#### [Work item]
An exact reproduction of the records is required. Images must be left out.

[App and web page records]
------

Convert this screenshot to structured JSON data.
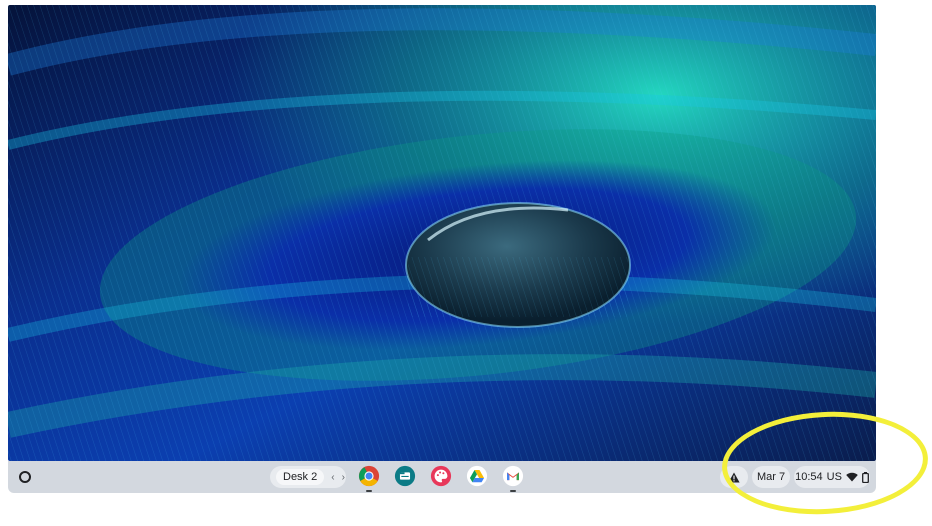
{
  "desktop": {
    "wallpaper": "peacock-feather-water-drop",
    "colors": {
      "deep_blue": "#0a2a8a",
      "teal": "#1bb0a8",
      "cyan": "#18c6e6",
      "green": "#0e8c72"
    }
  },
  "shelf": {
    "launcher_icon": "launcher-circle-icon",
    "desk": {
      "label": "Desk 2",
      "prev": "‹",
      "next": "›"
    },
    "apps": [
      {
        "name": "Chrome",
        "icon": "chrome-icon",
        "running": true
      },
      {
        "name": "Files",
        "icon": "files-icon",
        "running": false
      },
      {
        "name": "Canvas",
        "icon": "palette-icon",
        "running": false
      },
      {
        "name": "Google Drive",
        "icon": "drive-icon",
        "running": false
      },
      {
        "name": "Gmail",
        "icon": "gmail-icon",
        "running": true
      }
    ],
    "tray": {
      "notification_icon": "warning-icon",
      "date": "Mar 7",
      "time": "10:54",
      "ime": "US",
      "wifi_icon": "wifi-icon",
      "battery_icon": "battery-icon"
    }
  },
  "annotation": {
    "color": "#f3ef3a",
    "shape": "ellipse"
  }
}
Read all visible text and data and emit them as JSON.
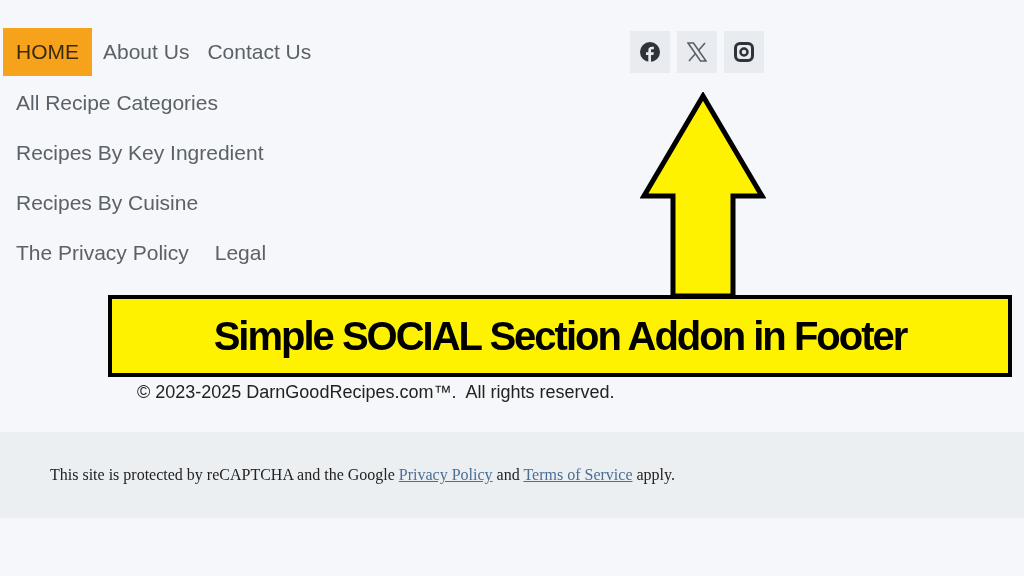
{
  "nav": [
    {
      "label": "HOME",
      "selected": true
    },
    {
      "label": "About Us",
      "selected": false
    },
    {
      "label": "Contact Us",
      "selected": false
    }
  ],
  "link_rows": [
    [
      "All Recipe Categories"
    ],
    [
      "Recipes By Key Ingredient"
    ],
    [
      "Recipes By Cuisine"
    ],
    [
      "The Privacy Policy",
      "Legal"
    ]
  ],
  "social": [
    {
      "kind": "facebook"
    },
    {
      "kind": "x"
    },
    {
      "kind": "instagram"
    }
  ],
  "annotation": {
    "text": "Simple SOCIAL Section Addon in Footer"
  },
  "copyright": "© 2023-2025 DarnGoodRecipes.com™.  All rights reserved.",
  "recaptcha": {
    "before": "This site is protected by reCAPTCHA and the Google",
    "link_1": "Privacy Policy",
    "middle": "and",
    "link_2": "Terms of Service",
    "after": "apply."
  }
}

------

#### [Result below]
Convert this screenshot to structured JSON data.
{
  "desktop": {
    "wallpaper": "peacock-feather-water-drop",
    "colors": {
      "deep_blue": "#0a2a8a",
      "teal": "#1bb0a8",
      "cyan": "#18c6e6",
      "green": "#0e8c72"
    }
  },
  "shelf": {
    "launcher_icon": "launcher-circle-icon",
    "desk": {
      "label": "Desk 2",
      "prev": "‹",
      "next": "›"
    },
    "apps": [
      {
        "name": "Chrome",
        "icon": "chrome-icon",
        "running": true
      },
      {
        "name": "Files",
        "icon": "files-icon",
        "running": false
      },
      {
        "name": "Canvas",
        "icon": "palette-icon",
        "running": false
      },
      {
        "name": "Google Drive",
        "icon": "drive-icon",
        "running": false
      },
      {
        "name": "Gmail",
        "icon": "gmail-icon",
        "running": true
      }
    ],
    "tray": {
      "notification_icon": "warning-icon",
      "date": "Mar 7",
      "time": "10:54",
      "ime": "US",
      "wifi_icon": "wifi-icon",
      "battery_icon": "battery-icon"
    }
  },
  "annotation": {
    "color": "#f3ef3a",
    "shape": "ellipse"
  }
}
Read all visible text and data and emit them as JSON.
{
  "nav": [
    {
      "label": "HOME",
      "selected": true
    },
    {
      "label": "About Us",
      "selected": false
    },
    {
      "label": "Contact Us",
      "selected": false
    }
  ],
  "link_rows": [
    [
      "All Recipe Categories"
    ],
    [
      "Recipes By Key Ingredient"
    ],
    [
      "Recipes By Cuisine"
    ],
    [
      "The Privacy Policy",
      "Legal"
    ]
  ],
  "social": [
    {
      "kind": "facebook"
    },
    {
      "kind": "x"
    },
    {
      "kind": "instagram"
    }
  ],
  "annotation": {
    "text": "Simple SOCIAL Section Addon in Footer"
  },
  "copyright": "© 2023-2025 DarnGoodRecipes.com™.  All rights reserved.",
  "recaptcha": {
    "before": "This site is protected by reCAPTCHA and the Google",
    "link_1": "Privacy Policy",
    "middle": "and",
    "link_2": "Terms of Service",
    "after": "apply."
  }
}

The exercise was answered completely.